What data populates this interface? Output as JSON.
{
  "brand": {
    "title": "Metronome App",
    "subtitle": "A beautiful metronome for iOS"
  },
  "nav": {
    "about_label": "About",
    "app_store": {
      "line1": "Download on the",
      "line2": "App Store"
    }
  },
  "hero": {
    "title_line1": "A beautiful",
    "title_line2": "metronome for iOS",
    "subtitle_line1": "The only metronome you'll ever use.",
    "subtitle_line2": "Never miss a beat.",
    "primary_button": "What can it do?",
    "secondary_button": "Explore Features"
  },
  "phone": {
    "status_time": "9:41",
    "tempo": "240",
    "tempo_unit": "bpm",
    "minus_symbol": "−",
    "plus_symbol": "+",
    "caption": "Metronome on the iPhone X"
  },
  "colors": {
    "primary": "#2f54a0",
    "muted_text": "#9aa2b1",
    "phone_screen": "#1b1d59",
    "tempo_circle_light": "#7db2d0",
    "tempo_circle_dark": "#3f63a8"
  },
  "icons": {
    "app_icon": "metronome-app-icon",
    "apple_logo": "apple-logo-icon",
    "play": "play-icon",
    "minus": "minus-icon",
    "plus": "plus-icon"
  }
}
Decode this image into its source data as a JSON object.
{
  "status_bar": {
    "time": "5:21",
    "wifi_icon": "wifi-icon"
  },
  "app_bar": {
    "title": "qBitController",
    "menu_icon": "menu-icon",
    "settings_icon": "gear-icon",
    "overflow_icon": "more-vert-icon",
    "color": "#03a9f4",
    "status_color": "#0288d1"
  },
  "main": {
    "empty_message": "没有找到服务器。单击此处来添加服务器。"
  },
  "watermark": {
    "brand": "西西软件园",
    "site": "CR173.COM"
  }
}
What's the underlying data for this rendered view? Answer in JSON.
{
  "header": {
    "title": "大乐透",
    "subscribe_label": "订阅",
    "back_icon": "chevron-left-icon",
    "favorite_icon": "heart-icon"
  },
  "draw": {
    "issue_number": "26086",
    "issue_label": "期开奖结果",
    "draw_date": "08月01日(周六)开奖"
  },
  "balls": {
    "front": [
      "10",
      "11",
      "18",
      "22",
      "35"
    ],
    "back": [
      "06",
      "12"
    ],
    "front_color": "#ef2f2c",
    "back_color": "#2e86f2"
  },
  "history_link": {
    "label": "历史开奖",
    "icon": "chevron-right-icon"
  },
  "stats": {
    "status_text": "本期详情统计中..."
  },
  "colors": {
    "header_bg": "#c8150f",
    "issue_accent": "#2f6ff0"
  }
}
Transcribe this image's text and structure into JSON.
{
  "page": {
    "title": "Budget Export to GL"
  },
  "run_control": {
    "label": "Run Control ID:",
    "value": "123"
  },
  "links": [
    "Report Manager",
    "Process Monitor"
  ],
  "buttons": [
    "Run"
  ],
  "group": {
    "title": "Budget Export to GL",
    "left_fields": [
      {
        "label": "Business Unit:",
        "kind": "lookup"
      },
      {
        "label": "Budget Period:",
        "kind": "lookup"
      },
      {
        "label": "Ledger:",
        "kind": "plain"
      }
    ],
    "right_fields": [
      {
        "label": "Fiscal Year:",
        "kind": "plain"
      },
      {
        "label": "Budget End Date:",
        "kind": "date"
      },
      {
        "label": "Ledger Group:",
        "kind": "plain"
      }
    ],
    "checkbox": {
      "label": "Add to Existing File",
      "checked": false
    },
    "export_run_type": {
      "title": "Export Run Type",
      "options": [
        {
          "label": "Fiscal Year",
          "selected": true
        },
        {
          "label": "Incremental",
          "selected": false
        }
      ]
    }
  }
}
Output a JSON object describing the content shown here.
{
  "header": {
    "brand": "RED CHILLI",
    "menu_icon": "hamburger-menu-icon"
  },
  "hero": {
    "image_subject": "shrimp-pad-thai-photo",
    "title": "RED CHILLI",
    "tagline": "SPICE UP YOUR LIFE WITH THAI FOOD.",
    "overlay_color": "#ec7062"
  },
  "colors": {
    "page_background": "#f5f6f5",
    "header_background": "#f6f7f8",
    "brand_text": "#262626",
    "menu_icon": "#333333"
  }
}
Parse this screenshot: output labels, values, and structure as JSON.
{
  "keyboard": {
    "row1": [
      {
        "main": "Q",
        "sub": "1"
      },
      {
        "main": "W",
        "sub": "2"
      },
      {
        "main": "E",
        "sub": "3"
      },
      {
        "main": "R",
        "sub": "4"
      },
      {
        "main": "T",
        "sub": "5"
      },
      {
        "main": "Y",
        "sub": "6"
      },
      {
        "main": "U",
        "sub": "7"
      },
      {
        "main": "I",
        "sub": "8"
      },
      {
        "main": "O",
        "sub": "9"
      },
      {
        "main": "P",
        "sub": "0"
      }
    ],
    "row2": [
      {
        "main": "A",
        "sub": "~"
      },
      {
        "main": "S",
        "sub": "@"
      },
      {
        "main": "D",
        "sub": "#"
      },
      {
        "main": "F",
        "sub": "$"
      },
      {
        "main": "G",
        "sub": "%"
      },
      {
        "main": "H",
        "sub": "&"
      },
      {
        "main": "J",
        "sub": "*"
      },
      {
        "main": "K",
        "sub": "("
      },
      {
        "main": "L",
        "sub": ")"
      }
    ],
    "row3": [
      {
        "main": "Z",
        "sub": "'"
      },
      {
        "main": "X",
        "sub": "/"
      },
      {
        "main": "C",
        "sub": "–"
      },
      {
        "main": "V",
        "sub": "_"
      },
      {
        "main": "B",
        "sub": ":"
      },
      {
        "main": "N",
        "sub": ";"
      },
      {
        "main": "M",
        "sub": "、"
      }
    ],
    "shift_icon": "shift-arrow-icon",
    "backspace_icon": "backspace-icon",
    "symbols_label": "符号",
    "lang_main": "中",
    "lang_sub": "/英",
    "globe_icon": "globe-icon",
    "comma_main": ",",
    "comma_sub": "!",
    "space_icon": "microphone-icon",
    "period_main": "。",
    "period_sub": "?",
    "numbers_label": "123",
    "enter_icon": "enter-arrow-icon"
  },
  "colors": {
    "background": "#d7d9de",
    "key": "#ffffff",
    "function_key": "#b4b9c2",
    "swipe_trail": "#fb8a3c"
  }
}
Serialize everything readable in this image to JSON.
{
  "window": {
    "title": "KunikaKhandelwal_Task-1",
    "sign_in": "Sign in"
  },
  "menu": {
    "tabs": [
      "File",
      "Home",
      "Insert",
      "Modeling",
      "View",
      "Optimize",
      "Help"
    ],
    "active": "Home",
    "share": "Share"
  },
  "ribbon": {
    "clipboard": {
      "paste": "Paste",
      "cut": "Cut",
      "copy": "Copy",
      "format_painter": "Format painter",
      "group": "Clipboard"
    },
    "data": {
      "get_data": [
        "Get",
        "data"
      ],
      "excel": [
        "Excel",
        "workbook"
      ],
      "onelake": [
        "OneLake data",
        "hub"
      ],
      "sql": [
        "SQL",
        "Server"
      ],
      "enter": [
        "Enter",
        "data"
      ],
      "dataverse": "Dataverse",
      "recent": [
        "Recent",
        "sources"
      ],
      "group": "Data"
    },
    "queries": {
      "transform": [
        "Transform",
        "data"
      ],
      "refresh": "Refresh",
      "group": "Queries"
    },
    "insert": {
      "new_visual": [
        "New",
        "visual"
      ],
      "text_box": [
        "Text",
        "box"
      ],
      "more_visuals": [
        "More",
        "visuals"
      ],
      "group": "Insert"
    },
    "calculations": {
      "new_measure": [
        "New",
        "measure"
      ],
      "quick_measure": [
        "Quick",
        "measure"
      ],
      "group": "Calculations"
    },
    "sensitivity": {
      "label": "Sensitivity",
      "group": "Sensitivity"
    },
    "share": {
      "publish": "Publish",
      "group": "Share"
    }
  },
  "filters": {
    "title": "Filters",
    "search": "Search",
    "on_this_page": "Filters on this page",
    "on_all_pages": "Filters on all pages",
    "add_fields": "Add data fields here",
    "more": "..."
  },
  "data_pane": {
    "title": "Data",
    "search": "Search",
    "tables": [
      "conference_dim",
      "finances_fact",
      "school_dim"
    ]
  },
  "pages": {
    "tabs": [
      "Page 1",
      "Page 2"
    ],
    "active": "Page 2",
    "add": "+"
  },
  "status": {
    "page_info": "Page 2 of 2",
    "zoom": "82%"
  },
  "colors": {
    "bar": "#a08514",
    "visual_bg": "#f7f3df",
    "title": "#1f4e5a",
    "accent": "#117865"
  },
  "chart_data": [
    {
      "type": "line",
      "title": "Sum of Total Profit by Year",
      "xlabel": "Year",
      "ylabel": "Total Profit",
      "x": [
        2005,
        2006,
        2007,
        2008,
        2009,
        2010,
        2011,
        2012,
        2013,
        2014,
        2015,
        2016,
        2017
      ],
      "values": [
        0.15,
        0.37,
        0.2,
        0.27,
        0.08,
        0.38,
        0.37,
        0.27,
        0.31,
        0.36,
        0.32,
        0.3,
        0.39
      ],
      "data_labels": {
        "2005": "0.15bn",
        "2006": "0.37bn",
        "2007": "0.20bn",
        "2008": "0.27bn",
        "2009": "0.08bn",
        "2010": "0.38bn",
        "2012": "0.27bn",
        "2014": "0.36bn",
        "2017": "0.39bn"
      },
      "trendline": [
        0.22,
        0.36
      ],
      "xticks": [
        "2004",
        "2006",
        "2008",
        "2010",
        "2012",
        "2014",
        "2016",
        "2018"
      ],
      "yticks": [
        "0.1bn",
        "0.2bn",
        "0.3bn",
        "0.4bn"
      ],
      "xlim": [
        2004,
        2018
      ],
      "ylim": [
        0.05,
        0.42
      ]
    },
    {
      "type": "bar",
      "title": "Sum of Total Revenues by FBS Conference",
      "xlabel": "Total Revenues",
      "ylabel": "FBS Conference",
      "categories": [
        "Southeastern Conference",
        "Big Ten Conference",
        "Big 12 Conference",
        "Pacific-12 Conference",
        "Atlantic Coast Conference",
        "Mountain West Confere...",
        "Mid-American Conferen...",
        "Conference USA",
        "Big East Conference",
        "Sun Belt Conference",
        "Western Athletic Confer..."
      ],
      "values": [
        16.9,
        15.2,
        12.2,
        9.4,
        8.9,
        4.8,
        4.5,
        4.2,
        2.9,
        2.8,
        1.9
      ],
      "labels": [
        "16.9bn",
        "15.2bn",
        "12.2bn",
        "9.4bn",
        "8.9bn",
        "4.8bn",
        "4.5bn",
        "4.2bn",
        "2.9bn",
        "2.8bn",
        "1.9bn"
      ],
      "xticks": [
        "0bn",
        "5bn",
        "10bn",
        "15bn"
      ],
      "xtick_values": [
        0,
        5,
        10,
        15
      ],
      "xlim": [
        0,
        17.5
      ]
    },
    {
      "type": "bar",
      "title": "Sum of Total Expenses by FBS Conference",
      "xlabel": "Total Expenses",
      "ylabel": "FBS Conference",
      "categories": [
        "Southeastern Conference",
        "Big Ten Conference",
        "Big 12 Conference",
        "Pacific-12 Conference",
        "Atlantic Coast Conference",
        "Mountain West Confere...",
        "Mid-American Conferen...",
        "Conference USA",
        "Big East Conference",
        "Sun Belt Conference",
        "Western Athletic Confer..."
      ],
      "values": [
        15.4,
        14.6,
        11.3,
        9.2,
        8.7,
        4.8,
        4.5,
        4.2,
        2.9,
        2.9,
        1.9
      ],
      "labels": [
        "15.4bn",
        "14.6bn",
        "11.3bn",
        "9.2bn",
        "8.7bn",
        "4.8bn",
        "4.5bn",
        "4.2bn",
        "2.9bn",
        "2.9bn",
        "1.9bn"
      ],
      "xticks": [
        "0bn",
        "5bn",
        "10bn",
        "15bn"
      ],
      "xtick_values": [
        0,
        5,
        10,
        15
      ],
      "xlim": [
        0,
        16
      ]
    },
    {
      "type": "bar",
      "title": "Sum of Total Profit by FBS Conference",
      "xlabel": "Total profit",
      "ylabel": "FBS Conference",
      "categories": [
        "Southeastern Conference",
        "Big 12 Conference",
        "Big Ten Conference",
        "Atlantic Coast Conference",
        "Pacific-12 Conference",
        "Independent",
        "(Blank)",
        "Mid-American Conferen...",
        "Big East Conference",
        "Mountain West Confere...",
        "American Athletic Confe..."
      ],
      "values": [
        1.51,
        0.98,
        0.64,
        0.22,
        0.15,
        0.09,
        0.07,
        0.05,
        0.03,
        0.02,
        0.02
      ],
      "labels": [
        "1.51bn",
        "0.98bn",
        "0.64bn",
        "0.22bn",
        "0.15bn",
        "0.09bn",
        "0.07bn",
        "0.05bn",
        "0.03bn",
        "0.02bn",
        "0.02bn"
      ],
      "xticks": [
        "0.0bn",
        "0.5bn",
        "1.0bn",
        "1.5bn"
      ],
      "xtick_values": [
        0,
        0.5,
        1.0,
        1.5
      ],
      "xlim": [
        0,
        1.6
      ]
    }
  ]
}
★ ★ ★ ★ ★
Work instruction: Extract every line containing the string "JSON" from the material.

Answer space:
What data populates this interface? Output as JSON.
Decode this image into its source data as a JSON object.
What's the underlying data for this rendered view? Answer in JSON.
Transcribe this image's text and structure into JSON.
Output a JSON object describing the content shown here.
Parse this screenshot: output labels, values, and structure as JSON.
Serialize everything readable in this image to JSON.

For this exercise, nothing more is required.